The year of 2008 witnessed a new Slug; a happier lighter Slug, which earns Atmosphere a spot on the list. When life gives you lemons… is just plain fun. The rhymes are still highly personal, but tracks like “You” add a stylized sweet flavor to the masterful beats mixed by Ant. This album launched the duo into a new spotlight taking part in larger shows like the Monolith festival.
9) Viva la Vida by Coldplay
Coldplay has a formula. They are very very good at it, and it works. Viva la Vida is no exception. The band put together another powerful group of songs here including, “Violet Hill,” and “Viva la Vida” and “Cemeteries of London.” Polished as ever, Coldplay is still on top of their musical game five albums later, and show no signs of slowing down anytime soon.
8) Ghosts I-IV by Nine Inch Nails
Ghosts is just that, a little glimpse into the mind of Trent Reznor. Following Radiohead’s template, Reznor gave away Ghosts I for free and it was good enough to hook fans for II-IV. With no lyrics, Reznor is free to focus on his mixers, stabilizers, faders, guitars, beats and a plethora of other toys that combine to make Ghosts an album to rival Burial.
7) Third by Portishead
Brooding, dark, beautiful and powerful, Third is all of these and more. It was the album of 2008 that would surmise a bad day, provide a soundtrack to a rainy night or simply numb everything. Its sound seeps into the pores, and sweeps over the body.
6) Modern Guilt by Beck
With the infusion of Dangermouse’s creative beats Beck’s still manages to brave new sonic ground on his 10th album. Full of creative catchy songs, Modern guilt is a mix of Beck’s off the wall antics and social commentary on today’s world. While short, the work is sure to stand the test of time as one of 2008’s brighter moments.
5) Only by the Night by Kings of Leon
Perhaps with Kings of Leon’s shift from hard southern rock to a more polished sound with this album, placing them at No. 5 is generous. But, Only by the Night is a sound album from start to finish. It is filled with standout songs like “Sex on Fire” and “Use Somebody.” Different, yes, but regardless the music speaks for itself.
4) Tha Carter III by Lil Wyane

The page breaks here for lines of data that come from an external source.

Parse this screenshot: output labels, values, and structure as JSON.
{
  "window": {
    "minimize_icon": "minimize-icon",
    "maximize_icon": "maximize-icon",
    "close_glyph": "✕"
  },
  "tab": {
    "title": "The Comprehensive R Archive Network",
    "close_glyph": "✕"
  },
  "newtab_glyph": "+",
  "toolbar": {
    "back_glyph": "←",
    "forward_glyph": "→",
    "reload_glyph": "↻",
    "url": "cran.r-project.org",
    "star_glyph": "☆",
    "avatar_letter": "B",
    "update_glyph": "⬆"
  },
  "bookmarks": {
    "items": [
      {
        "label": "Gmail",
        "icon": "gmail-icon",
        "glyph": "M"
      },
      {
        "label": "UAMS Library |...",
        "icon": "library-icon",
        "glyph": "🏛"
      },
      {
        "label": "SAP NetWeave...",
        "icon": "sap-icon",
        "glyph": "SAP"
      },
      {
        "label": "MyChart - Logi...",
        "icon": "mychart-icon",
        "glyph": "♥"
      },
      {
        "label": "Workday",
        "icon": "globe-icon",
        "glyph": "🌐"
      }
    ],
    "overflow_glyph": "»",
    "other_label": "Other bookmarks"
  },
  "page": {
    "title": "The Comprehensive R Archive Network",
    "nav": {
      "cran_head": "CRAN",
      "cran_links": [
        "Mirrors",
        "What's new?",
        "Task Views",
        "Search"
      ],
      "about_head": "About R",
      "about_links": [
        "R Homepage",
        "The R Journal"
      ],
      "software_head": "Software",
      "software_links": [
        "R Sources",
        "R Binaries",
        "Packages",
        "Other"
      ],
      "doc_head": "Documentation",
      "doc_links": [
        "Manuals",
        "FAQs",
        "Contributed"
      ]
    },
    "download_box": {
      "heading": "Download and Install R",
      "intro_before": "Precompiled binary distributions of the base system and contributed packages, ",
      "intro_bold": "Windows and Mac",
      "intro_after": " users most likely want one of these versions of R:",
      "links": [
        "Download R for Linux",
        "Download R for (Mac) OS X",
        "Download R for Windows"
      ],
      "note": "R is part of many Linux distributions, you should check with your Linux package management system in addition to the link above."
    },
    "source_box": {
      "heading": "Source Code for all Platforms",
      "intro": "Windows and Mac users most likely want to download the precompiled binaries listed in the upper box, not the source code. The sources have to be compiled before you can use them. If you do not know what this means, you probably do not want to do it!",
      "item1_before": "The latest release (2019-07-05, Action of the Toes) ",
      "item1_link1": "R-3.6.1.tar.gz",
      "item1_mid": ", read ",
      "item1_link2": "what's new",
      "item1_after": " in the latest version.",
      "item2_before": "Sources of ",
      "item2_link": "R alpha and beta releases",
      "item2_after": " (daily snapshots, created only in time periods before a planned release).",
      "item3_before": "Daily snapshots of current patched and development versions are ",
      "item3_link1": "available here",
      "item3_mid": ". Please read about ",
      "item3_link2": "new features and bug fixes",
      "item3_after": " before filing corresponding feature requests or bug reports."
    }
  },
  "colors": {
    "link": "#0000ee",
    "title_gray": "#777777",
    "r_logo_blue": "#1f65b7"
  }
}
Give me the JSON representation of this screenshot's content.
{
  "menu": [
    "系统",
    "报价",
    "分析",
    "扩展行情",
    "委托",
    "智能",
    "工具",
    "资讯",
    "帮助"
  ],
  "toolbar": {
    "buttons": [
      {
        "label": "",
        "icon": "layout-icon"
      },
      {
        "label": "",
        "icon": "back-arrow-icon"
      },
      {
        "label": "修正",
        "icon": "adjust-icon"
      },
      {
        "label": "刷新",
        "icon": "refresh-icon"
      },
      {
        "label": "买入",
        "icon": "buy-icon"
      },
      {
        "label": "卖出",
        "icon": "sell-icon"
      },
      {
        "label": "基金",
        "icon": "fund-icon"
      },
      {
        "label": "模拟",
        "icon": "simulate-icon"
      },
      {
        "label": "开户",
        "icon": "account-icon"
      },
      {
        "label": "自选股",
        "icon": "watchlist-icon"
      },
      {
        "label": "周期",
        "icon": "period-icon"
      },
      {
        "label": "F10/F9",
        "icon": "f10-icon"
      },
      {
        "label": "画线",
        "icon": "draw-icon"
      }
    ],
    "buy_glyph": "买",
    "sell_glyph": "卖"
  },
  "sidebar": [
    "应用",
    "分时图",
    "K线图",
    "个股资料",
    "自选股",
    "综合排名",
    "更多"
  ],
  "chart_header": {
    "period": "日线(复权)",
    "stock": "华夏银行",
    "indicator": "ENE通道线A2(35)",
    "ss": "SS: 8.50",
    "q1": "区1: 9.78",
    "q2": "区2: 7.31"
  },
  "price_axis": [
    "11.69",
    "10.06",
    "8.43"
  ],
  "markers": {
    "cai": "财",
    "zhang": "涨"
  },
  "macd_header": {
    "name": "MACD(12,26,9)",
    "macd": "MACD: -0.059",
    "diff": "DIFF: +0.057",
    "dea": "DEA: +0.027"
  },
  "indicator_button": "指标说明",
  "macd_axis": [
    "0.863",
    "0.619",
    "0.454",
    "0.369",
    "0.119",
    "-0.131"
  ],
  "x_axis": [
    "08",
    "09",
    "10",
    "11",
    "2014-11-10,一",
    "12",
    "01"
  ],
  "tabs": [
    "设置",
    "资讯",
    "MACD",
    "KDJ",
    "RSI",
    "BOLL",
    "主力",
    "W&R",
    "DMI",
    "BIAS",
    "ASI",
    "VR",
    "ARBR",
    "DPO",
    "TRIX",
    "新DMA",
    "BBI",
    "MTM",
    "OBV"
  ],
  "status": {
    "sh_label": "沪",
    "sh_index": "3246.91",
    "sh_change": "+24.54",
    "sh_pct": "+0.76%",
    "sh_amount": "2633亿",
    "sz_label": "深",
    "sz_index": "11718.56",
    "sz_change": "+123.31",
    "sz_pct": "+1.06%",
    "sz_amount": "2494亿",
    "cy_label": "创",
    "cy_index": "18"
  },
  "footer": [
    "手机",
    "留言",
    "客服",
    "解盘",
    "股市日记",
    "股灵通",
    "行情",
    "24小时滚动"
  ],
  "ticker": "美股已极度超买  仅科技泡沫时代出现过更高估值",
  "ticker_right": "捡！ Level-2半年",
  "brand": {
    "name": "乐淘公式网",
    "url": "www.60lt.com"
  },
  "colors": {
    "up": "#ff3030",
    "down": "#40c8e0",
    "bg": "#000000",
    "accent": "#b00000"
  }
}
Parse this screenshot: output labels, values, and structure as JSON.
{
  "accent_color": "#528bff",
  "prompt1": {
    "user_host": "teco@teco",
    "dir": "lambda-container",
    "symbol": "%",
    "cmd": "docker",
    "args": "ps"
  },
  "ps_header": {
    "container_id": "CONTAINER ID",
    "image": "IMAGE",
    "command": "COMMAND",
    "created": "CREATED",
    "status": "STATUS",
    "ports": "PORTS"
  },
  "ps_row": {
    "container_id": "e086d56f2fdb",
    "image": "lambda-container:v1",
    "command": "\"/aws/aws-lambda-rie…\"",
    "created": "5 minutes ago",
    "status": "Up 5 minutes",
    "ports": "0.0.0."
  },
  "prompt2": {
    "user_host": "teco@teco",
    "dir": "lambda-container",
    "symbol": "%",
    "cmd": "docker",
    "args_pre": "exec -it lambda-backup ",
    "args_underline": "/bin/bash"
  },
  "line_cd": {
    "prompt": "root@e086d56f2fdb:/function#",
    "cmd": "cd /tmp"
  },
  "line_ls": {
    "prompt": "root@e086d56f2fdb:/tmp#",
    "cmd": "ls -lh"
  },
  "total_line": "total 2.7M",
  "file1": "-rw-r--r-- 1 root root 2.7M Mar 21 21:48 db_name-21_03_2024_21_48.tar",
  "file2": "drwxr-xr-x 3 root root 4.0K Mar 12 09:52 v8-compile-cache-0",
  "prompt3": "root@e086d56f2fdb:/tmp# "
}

Obligated to make the list? Yes. However, it took years of collaboration, hard work and writing to create “Tha Carter III.” And it’s arrival signified a paradigm shift in the world of hip-hop. Wyane is really ahead of his time with this. It will take years before the effects of this album are really seen in the industry.
3) Dear Science, by TV on the Radio
This is a grandiose sweeping album for this Brooklyn band that shows a band really coming into its own here. TVOTR set its sights high with this effort and connected on all targets. The music flows smoothly from one song to the next painting a sonic soundscape for the listener that is both relaxing an intriguing at the same time. Perhaps the most intriguing aspect of Dear Science is how effortlessly TVOTR makes this album appear.
2) Forth by The Verve
After a 11 year hiatus The Verve seemed to seamlessly appear out of the clear blue sky depicted on Forth’s cover. Since the band’s massive success with “Urban Hymns” there was a sense that this was a last ditch effort by a band past its prime. For that reason it flew under the radar receiving little press. The truth is this album is a masterpiece. It is composed with the utmost care to detail. Every note speaks to the listener on a personal level. The intricacies of how the music is blended, takes a minimum of 10 listens to even begin to dissect. High point “Love is Noise.”
1) The Bedlam in Goliath by The Mars Volta
This album is louder, faster and more composed than anything Mars Volta has released to date. And that is saying something. These West Texas boys know how to let loose. From its first song, “Aberinkula” through “Wax Simulacra” and the title track “Goliath” the pace leaves little room to breathe. Delving into new terrain, Mars Volta turns it up to 11 on Bedlam earning it this year’s No. 1 spot.